Liberty Media Chairman John Malone said he thinks cable operators, including those in the U.S. market, will inevitably add a cellular wireless component to their bundle of service offerings, calling the addition something of "enormous" importance. He said the easiest way to jump into wireless will be through MVNO deals and cautioned against buying spectrum and building out networks too soon.
Next year's incentive auction of 600 MHz broadcast TV spectrum might attract bids from companies that are not wireless carriers, including Comcast, Charter Communications, Dish Network and Google, financial and industry analysts said. However, the analysts also said that even if these wild card players do win spectrum, they likely will not be looking to build out wireless networks of their own.
Top executives from Comcast and Charter Communications said this week their companies are considering participating in next year's incentive auction of 600 MHz broadcast TV spectrum. However, Time Warner Cable will not take part in the bidding. But TWC did hint that it could be open to launching a wireless service if its competitors do.
T-Mobile US CEO John Legere said he expects "dark horse" companies like Google, Comcast and Charter Communications to bid in next year's incentive auction of 600 MH broadcast TV spectrum. Legere said the next six to 12 months are going to be a "fascinating time period" in the industry as the future of the wireless market takes shape as more content goes online and more Internet traffic goes mobile.
T-Mobile US is seen as the carrier with the clearest shot to acquiring spectrum in next year's incentive auction of 600 MHz broadcast TV airwaves, especially now that Sprint has decided not to participate. However, dozens of smaller carriers that are members of the Competitive Carriers Association are still likely to participate and try to grab spectrum-- it's just not clear at this point how many ultimately will.
New Street Research analysts believe Charter Communications likely will be successful in its efforts to acquire Time Warner Cable and Bright House Networks, unlike Comcast in its failed attempt to purchase TWC. The analysts at the investment research firm give Charter's deal for TWC and Bright House an 80 percent to 85 percent chance of being completed "with conditions greater than Charter has currently offered but not so great as to affect the material prospects for the post-transaction company," they wrote in a recent note to investors.
Charter Communications appears to be gearing up to test a remote DVR capability with partner Cisco, as well as new Wi-Fi offerings. Cisco disclosed the news in a recent filing the company made with the FCC.
Dish Network led a chorus of complaints against the proposed merger of Charter Communications with Time Warner Cable and Bright House Networks. In filings with the FCC, Dish, the Writers Guild of America for the West, set-top maker Zoom Telephonics, public-interest groups and others generally argued that the proposed transaction would limit competition in the cable industry, thus affecting Charter's competitors and broadband Internet users across the country.
Time Warner Cable commercial services head Phil Meeks will serve as executive VP and president of Business Enterprises Services for the so-called "New Charter," if and when Charter Communications' proposed purchase of TWC and Bright House Networks closes.

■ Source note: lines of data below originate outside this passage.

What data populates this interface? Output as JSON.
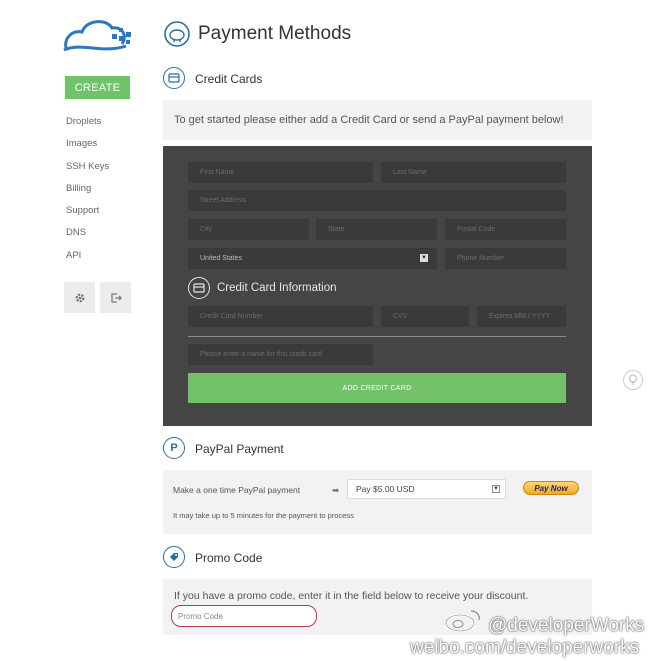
{
  "sidebar": {
    "create_label": "CREATE",
    "items": [
      {
        "label": "Droplets"
      },
      {
        "label": "Images"
      },
      {
        "label": "SSH Keys"
      },
      {
        "label": "Billing"
      },
      {
        "label": "Support"
      },
      {
        "label": "DNS"
      },
      {
        "label": "API"
      }
    ],
    "icons": [
      "gear-icon",
      "logout-icon"
    ]
  },
  "page": {
    "title": "Payment Methods"
  },
  "credit_cards": {
    "section_title": "Credit Cards",
    "intro": "To get started please either add a Credit Card or send a PayPal payment below!",
    "first_name_placeholder": "First Name",
    "last_name_placeholder": "Last Name",
    "street_placeholder": "Street Address",
    "city_placeholder": "City",
    "state_placeholder": "State",
    "postal_placeholder": "Postal Code",
    "country_value": "United States",
    "phone_placeholder": "Phone Number",
    "cc_info_title": "Credit Card Information",
    "card_number_placeholder": "Credit Card Number",
    "cvv_placeholder": "CVV",
    "expires_placeholder": "Expires MM / YYYY",
    "card_name_placeholder": "Please enter a name for this credit card",
    "add_button": "ADD CREDIT CARD"
  },
  "paypal": {
    "section_title": "PayPal Payment",
    "label": "Make a one time PayPal payment",
    "arrow": "➡",
    "amount_value": "Pay $5.00 USD",
    "pay_now": "Pay Now",
    "note": "It may take up to 5 minutes for the payment to process"
  },
  "promo": {
    "section_title": "Promo Code",
    "text": "If you have a promo code, enter it in the field below to receive your discount.",
    "input_placeholder": "Promo Code"
  },
  "watermark": {
    "handle": "@developerWorks",
    "url": "weibo.com/developerworks"
  },
  "colors": {
    "accent_green": "#72c26b",
    "brand_blue": "#2b6ea0",
    "dark_panel": "#454545",
    "promo_highlight": "#b63c4a"
  }
}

New York regulators are using the occasion of Charter Communication's proposal to buy Time Warner Cable and Bright House Network to suggest that the MSO build out a 1 Gbps-capable last-mile network in the state.